The test will explore the potential for DTT services in Ireland. The test infrastructure being put in place will provide a basis for technical testing and spectrum planning, as well as holding demos of broadcast channels and services.
Initial DTT broadcasts will transmit from the Three Rock site in Dublin and another site at Clermont Carn in County Louth. There is provision to add other sites over the course of the trial. No start date has been confirmed although the pilot is scheduled to begin by the middle of this year and will last for around 24 months.
A future DTT service would offer nationally broadcast programming free in digital format, which would offer better picture and sound quality as well as interactive features.
Although other European countries have been far more aggressive in moving over to digital TV, the Irish Government has yet to commit to a switch-off date for the analogue TV signal. Such a move is recommended by the European Commission, with a suggested date of 2012, but this is not compulsory.
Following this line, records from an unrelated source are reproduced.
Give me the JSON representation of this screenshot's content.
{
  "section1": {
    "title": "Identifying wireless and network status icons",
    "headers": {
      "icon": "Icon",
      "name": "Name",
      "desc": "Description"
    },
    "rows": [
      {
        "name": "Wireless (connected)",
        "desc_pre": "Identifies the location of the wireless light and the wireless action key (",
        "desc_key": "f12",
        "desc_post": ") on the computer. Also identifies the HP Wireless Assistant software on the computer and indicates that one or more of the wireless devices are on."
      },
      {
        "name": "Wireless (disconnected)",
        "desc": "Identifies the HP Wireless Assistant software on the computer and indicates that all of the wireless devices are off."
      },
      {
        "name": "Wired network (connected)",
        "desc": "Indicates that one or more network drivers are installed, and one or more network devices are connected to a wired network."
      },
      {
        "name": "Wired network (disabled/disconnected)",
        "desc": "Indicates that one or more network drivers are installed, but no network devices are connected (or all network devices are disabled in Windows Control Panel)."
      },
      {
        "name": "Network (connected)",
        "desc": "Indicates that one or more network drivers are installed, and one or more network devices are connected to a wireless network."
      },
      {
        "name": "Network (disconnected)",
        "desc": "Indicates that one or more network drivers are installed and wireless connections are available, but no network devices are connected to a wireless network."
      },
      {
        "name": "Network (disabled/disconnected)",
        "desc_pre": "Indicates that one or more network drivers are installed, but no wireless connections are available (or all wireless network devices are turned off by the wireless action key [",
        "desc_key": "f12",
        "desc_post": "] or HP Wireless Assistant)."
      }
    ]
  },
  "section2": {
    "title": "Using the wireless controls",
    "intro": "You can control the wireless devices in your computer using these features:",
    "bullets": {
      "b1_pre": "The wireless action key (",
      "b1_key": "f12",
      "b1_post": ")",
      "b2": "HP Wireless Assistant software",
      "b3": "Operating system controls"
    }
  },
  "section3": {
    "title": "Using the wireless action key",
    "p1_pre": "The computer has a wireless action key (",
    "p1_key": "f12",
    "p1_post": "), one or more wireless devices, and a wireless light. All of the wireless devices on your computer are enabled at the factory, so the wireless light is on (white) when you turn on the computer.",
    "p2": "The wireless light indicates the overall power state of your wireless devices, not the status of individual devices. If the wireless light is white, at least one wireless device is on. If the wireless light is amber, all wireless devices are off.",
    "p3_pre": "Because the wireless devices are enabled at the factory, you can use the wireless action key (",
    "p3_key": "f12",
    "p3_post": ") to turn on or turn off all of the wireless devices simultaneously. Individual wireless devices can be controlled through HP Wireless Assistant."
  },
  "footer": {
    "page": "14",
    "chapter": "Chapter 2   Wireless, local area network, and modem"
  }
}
It is believed that the Government may have to announce a date by the middle of this year, to meet the deadline of the Regional Radio Conference 2006 event, to be held in June, which governs radio spectrum agreements. Moving off the analogue signal would free up certain frequencies of radio spectrum that could then be used for other services such as digital audio broadcasting or even wireless networking.
Communications Minister Noel Dempsey TD has spoken of the importance of moving free-to-air broadcasts from an analogue terrestrial basis to DTT over time. Until now, digital TV’s progress in Ireland has mostly been driven by commercial interests. Industry sources believe that much of the impetus came from Sky’s decision in 2001 to stop broadcasting its premium sports and movies services via analogue, effectively requiring subscribers to upgrade to digital if they wanted to continue receiving these services. It’s estimated that around 40pc of homes in Ireland now pay for digital TV services.
By Gordon Smith